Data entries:
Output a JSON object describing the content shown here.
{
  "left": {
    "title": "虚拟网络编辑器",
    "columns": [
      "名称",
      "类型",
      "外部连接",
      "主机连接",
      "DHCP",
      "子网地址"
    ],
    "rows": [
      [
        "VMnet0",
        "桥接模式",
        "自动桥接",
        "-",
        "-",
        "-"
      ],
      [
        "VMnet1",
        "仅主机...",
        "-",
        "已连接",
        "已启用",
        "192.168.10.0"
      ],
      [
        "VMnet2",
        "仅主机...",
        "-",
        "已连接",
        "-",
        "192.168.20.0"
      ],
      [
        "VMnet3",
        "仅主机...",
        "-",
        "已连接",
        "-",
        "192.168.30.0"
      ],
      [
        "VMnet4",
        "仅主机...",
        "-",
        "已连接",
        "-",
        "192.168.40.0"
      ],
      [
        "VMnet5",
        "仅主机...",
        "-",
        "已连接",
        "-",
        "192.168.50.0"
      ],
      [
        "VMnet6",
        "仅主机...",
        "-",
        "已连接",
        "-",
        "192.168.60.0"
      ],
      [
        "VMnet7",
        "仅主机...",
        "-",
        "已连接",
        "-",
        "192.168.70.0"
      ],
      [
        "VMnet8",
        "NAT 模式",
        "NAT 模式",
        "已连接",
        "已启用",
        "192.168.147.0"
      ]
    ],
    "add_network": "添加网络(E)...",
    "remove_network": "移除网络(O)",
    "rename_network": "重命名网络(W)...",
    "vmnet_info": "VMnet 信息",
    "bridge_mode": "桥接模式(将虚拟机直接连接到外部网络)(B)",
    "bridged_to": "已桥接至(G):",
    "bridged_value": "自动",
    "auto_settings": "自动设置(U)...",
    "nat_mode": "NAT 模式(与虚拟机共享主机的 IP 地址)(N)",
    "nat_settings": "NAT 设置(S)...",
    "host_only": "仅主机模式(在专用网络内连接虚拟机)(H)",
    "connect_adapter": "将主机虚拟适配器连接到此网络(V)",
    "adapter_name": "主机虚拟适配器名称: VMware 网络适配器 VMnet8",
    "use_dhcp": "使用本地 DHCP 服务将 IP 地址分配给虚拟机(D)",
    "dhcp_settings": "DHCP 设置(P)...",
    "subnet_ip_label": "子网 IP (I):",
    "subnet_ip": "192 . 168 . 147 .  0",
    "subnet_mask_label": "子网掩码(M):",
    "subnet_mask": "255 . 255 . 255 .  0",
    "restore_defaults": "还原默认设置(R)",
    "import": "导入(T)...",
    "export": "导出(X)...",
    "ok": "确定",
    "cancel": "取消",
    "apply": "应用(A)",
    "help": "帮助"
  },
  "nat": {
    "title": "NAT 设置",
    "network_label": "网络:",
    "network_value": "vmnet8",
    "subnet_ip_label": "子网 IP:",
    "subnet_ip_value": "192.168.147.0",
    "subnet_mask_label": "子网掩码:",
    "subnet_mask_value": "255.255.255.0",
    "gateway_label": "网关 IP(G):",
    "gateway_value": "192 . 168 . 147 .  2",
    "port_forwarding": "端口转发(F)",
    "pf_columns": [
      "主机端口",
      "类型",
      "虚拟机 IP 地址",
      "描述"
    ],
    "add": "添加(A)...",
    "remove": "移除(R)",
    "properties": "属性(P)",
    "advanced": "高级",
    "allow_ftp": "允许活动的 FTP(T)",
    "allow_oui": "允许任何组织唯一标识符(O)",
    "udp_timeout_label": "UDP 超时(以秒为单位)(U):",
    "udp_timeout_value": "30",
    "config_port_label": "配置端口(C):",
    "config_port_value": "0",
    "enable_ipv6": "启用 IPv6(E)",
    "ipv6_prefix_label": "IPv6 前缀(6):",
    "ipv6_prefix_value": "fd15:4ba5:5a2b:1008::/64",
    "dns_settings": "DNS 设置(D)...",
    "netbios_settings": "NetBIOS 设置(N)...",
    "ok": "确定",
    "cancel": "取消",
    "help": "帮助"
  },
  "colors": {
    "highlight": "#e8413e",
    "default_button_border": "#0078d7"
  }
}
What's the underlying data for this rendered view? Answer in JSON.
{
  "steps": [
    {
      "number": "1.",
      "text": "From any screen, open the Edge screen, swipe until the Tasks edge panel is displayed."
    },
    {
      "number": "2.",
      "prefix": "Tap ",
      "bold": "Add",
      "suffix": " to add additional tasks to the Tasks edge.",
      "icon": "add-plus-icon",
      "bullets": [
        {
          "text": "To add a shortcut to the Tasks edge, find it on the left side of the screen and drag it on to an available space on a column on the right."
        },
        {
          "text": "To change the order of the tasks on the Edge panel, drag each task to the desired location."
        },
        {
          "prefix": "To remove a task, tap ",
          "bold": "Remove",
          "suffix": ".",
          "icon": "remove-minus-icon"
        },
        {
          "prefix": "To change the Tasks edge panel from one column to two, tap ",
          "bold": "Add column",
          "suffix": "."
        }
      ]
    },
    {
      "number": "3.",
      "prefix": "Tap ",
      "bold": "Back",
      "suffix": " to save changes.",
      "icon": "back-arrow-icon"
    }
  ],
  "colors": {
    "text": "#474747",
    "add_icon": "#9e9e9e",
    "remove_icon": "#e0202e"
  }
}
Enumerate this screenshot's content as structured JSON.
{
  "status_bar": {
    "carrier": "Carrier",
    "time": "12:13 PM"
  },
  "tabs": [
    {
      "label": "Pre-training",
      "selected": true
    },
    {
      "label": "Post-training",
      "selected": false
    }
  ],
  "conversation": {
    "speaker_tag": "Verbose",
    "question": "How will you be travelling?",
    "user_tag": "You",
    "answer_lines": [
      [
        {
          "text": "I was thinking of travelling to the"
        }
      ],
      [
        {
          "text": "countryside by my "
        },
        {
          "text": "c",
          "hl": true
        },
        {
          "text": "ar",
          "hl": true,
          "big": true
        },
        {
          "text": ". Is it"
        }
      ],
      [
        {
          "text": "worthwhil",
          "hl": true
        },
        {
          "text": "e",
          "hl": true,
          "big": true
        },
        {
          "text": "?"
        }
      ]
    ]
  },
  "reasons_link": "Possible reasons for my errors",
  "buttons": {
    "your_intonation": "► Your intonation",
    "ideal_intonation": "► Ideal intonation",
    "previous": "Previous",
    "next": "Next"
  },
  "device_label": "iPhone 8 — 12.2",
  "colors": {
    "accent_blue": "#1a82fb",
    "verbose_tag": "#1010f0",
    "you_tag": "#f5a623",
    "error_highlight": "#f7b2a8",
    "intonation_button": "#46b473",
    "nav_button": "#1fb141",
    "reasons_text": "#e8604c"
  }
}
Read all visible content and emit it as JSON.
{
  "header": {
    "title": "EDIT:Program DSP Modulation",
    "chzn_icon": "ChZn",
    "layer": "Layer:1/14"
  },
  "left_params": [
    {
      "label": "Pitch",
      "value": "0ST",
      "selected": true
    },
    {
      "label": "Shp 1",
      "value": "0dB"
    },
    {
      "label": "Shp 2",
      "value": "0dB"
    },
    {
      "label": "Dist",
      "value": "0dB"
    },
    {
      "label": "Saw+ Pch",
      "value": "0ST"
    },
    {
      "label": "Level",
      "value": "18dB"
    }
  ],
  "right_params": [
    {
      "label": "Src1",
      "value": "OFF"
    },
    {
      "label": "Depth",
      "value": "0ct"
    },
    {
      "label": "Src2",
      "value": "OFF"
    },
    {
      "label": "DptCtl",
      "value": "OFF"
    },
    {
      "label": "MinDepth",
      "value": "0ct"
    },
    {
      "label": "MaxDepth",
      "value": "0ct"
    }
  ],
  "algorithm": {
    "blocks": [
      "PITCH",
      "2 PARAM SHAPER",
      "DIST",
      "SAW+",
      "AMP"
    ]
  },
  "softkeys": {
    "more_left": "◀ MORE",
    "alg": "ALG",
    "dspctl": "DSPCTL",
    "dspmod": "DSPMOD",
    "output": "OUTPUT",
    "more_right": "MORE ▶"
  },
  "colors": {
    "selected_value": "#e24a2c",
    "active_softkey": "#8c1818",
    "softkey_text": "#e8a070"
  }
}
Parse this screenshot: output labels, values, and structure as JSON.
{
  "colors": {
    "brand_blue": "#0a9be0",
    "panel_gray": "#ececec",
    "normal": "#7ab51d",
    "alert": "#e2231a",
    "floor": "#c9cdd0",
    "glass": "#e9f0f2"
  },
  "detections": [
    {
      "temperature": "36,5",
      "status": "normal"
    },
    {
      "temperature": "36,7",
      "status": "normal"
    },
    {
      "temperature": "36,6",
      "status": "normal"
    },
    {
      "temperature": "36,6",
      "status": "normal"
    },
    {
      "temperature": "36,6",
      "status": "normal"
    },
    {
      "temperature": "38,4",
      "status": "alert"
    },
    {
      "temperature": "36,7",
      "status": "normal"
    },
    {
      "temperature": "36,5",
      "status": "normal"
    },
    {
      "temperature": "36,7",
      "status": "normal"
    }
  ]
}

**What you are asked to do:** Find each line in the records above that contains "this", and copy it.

**Finished task:**
What's the underlying data for this rendered view? Answer in JSON.
Enumerate this screenshot's content as structured JSON.
Parse this screenshot: output labels, values, and structure as JSON.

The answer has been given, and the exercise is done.